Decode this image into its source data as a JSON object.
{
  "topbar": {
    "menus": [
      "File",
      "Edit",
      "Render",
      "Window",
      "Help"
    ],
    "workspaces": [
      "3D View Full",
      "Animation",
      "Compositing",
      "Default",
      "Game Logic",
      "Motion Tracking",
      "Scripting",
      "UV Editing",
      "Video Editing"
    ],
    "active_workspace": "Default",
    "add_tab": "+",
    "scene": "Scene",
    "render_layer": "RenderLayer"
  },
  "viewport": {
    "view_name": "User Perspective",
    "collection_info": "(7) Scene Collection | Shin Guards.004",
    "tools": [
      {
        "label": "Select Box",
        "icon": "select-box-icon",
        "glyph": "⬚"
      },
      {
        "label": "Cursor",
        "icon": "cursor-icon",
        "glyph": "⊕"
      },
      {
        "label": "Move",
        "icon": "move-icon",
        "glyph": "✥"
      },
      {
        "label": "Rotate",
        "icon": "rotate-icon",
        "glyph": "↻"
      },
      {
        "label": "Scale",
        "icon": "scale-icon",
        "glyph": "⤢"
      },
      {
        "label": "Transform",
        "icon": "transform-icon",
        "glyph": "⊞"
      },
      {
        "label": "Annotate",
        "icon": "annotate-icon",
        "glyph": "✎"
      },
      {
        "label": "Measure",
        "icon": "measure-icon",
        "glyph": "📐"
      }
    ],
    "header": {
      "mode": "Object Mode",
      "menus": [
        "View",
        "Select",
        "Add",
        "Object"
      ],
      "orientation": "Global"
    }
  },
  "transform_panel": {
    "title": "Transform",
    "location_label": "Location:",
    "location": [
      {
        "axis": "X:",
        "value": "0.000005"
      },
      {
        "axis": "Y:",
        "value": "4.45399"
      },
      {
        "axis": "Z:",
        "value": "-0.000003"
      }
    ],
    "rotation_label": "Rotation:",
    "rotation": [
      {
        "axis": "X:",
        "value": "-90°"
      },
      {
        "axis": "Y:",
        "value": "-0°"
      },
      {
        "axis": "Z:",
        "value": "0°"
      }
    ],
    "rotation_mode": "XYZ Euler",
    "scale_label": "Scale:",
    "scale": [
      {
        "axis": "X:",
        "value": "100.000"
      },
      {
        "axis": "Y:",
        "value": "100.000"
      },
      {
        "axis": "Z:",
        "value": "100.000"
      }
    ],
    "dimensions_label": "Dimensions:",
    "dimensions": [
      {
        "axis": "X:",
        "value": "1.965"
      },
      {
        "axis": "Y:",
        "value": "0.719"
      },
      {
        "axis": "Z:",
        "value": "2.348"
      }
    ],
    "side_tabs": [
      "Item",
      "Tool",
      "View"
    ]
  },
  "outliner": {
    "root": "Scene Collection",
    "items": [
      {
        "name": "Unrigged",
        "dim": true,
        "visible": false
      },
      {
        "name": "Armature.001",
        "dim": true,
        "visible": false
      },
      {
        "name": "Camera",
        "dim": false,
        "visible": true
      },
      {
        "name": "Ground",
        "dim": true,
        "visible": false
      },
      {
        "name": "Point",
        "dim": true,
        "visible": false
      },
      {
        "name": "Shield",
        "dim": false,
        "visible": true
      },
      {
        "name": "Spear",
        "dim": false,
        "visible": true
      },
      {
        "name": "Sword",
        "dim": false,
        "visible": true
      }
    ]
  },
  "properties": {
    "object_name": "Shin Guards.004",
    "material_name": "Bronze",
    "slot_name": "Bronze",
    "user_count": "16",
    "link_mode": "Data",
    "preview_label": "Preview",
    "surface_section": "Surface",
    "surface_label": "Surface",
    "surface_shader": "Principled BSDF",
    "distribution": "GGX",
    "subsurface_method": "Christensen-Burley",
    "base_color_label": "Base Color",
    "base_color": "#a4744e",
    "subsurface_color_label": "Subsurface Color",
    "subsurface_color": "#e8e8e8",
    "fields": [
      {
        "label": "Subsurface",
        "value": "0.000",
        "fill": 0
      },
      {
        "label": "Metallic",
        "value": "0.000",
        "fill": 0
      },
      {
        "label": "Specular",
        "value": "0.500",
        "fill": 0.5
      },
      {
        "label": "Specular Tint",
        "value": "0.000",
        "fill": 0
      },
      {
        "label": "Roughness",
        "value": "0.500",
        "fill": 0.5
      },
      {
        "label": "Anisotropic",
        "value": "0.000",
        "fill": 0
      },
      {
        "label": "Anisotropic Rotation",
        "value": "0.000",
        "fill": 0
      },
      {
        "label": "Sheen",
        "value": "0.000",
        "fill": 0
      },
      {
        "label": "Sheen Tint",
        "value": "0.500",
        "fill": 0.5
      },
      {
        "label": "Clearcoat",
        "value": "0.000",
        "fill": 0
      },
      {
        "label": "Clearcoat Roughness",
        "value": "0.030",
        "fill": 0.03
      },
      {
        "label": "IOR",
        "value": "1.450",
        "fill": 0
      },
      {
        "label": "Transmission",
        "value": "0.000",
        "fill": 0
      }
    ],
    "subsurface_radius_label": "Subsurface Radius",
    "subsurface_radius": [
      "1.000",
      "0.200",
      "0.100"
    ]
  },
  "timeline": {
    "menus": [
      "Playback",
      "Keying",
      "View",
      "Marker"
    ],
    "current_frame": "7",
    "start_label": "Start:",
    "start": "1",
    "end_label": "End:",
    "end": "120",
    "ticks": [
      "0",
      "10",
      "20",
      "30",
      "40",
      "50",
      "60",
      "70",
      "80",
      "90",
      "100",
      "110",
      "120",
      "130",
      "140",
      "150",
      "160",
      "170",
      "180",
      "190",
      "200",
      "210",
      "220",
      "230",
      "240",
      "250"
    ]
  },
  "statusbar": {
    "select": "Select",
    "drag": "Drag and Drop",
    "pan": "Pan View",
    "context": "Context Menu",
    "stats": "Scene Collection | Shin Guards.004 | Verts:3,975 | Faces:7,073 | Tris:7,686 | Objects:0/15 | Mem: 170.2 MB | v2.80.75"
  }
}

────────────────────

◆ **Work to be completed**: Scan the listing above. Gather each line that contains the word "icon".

◆ **Expected answer**:
        "icon": "select-box-icon",
        "icon": "cursor-icon",
        "icon": "move-icon",
        "icon": "rotate-icon",
        "icon": "scale-icon",
        "icon": "transform-icon",
        "icon": "annotate-icon",
        "icon": "measure-icon",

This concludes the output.